I pushed publish when I should have pushed save draft on the last entry. Sorry folks! It’s been fixed.
Pelee Island Winery Late Autumn Riesling
Region: Pelee Island VQA
Maker: Pelee Island Winery, Kingsville, Ontario
Yes, Canada does produce wine. Most of it is in southern British Columbia or southern Ontario. In Ontario, the Niagra penninsula, between lake Ontario and the Niagra river. Pelee Island is the southernmost point in Canada. It is an island in Lake Erie south of the Pennisula known as Point Pelee. It’s a unique enviroment, being an island in a large inland body of water. It is are famous for ice wine, but Pelee produces an impressive array of table wines as well.
The wine is light gold. Three years in the bottle no doubt contributed a great deal to its present color, that’s is close to the upper limit for Rieslings.
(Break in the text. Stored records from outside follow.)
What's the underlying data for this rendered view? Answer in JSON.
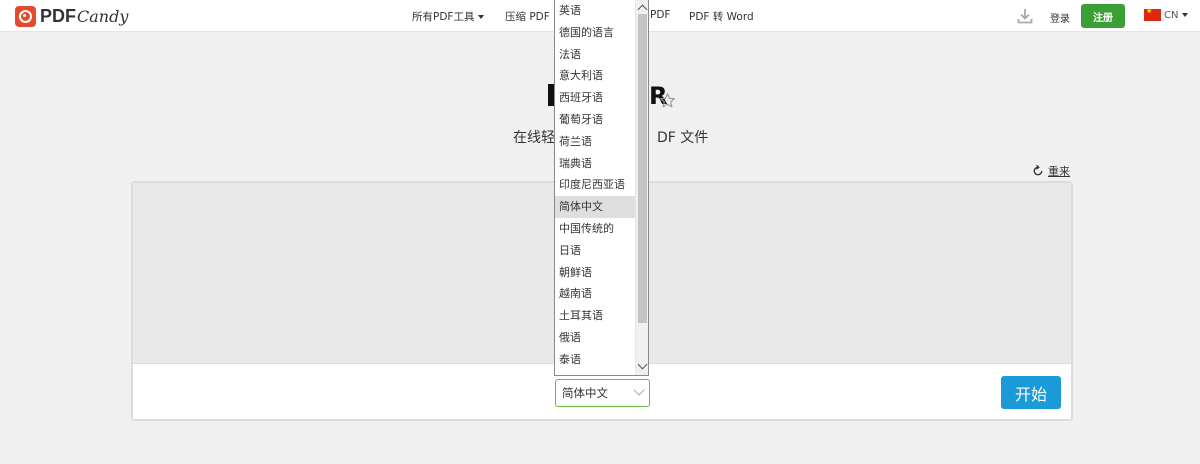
{
  "header": {
    "logo_pdf": "PDF",
    "logo_candy": "Candy",
    "nav": {
      "all_tools": "所有PDF工具",
      "compress": "压缩 PDF",
      "hidden_pdf": "PDF",
      "pdf_to_word": "PDF 转 Word"
    },
    "login": "登录",
    "register": "注册",
    "lang_code": "CN"
  },
  "main": {
    "title": "R",
    "subtitle_left": "在线轻",
    "subtitle_right": "DF 文件",
    "reset": "重来",
    "selected_language": "简体中文",
    "start": "开始"
  },
  "dropdown": {
    "items": [
      "英语",
      "德国的语言",
      "法语",
      "意大利语",
      "西班牙语",
      "葡萄牙语",
      "荷兰语",
      "瑞典语",
      "印度尼西亚语",
      "简体中文",
      "中国传统的",
      "日语",
      "朝鲜语",
      "越南语",
      "土耳其语",
      "俄语",
      "泰语"
    ],
    "selected_index": 9
  },
  "colors": {
    "brand": "#e44b2c",
    "register": "#3c9f36",
    "start": "#1a9ad6",
    "select_border": "#6ab84c"
  },
  "icons": {
    "logo": "pdfcandy-logo-icon",
    "download": "download-icon",
    "star": "star-icon",
    "reset": "refresh-icon",
    "flag": "china-flag-icon"
  }
}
The nose is rich, heavy on the apples and apricots. It’s fairly heavy on the palate, too, for a Riesling.
But when I first opened the bottle, the sweetness of it shocked me. Since it is labeled as a “Late Autumn Riesling” I expected it to be sweet, but this is a different kinda sweet. It tastes like there has been sucrose, table sugar, added. This is not a rare thing, it’s even done in Riesling’s home turf, Germany, but it tends to be something of a distraction. This is done to sweeten up wines that may not have had enough time to fully ripen on their own, a chronic problem in places like Canada and Northern Europe, even for a late bloomer like Riesling. Nevertheless, after a sit in the fridge overnight, this sugary sweetness has disapated (or I’ve gotten used to it) and it now seems to be much more drinkable. The apple has taken the lead, though, Paula or Gala apples specifically.
Overall, not a bad wine for drinking on its own, if you have a bit of a sweet tooth.